WHAT THE TASK ASKS: Extract precisely the lines that run from the line containing "Read all visible content and emit it as JSON." to the end of the records below, with both ends included and pictures omitted.

── ENTRIES PROVIDED

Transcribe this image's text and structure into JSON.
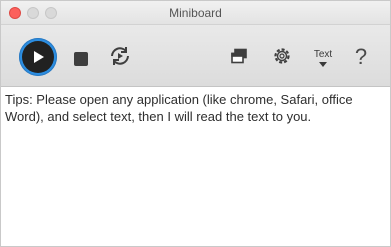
{
  "window": {
    "title": "Miniboard"
  },
  "toolbar": {
    "buttons": [
      {
        "name": "play",
        "icon": "play-icon"
      },
      {
        "name": "stop",
        "icon": "stop-icon"
      },
      {
        "name": "repeat",
        "icon": "repeat-icon"
      },
      {
        "name": "window",
        "icon": "window-icon"
      },
      {
        "name": "settings",
        "icon": "gear-icon"
      },
      {
        "name": "text",
        "icon": "text-dropdown-icon"
      },
      {
        "name": "help",
        "icon": "help-icon"
      }
    ],
    "text_label": "Text",
    "help_label": "?"
  },
  "content": {
    "tips": "Tips: Please open any application (like chrome, Safari, office Word), and select text, then I will read the text to you."
  },
  "colors": {
    "accent": "#2b8de1",
    "close": "#fc605c"
  }
}
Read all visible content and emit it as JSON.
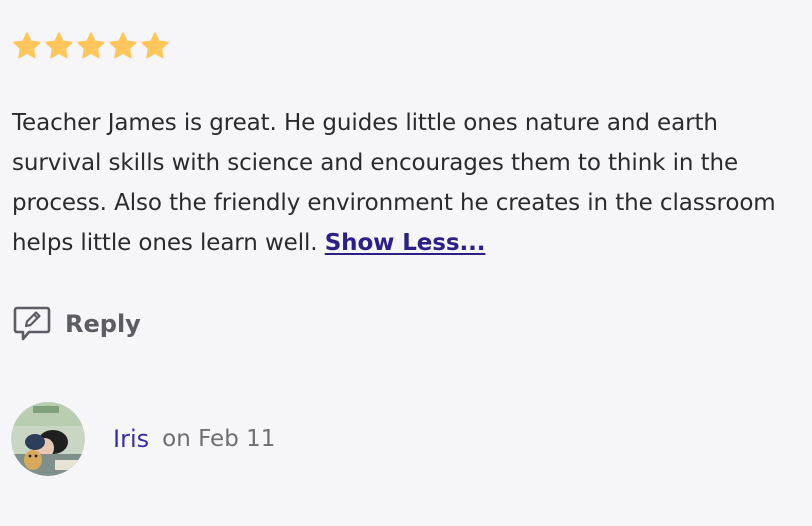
{
  "review": {
    "rating": 5,
    "max_rating": 5,
    "star_color": "#fdc75b",
    "text": "Teacher James is great. He guides little ones nature and earth survival skills with science and encourages them to think in the process.  Also the friendly environment he creates in the classroom helps little ones learn well. ",
    "show_less_label": "Show Less..."
  },
  "actions": {
    "reply_label": "Reply",
    "reply_icon": "edit-message-icon"
  },
  "author": {
    "name": "Iris",
    "date": "on Feb 11",
    "avatar_icon": "avatar-photo",
    "name_color": "#3a2bb3"
  }
}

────

ANSWER:
Read all visible content and emit it as JSON.
{
  "review": {
    "rating": 5,
    "max_rating": 5,
    "star_color": "#fdc75b",
    "text": "Teacher James is great. He guides little ones nature and earth survival skills with science and encourages them to think in the process.  Also the friendly environment he creates in the classroom helps little ones learn well. ",
    "show_less_label": "Show Less..."
  },
  "actions": {
    "reply_label": "Reply",
    "reply_icon": "edit-message-icon"
  },
  "author": {
    "name": "Iris",
    "date": "on Feb 11",
    "avatar_icon": "avatar-photo",
    "name_color": "#3a2bb3"
  }
}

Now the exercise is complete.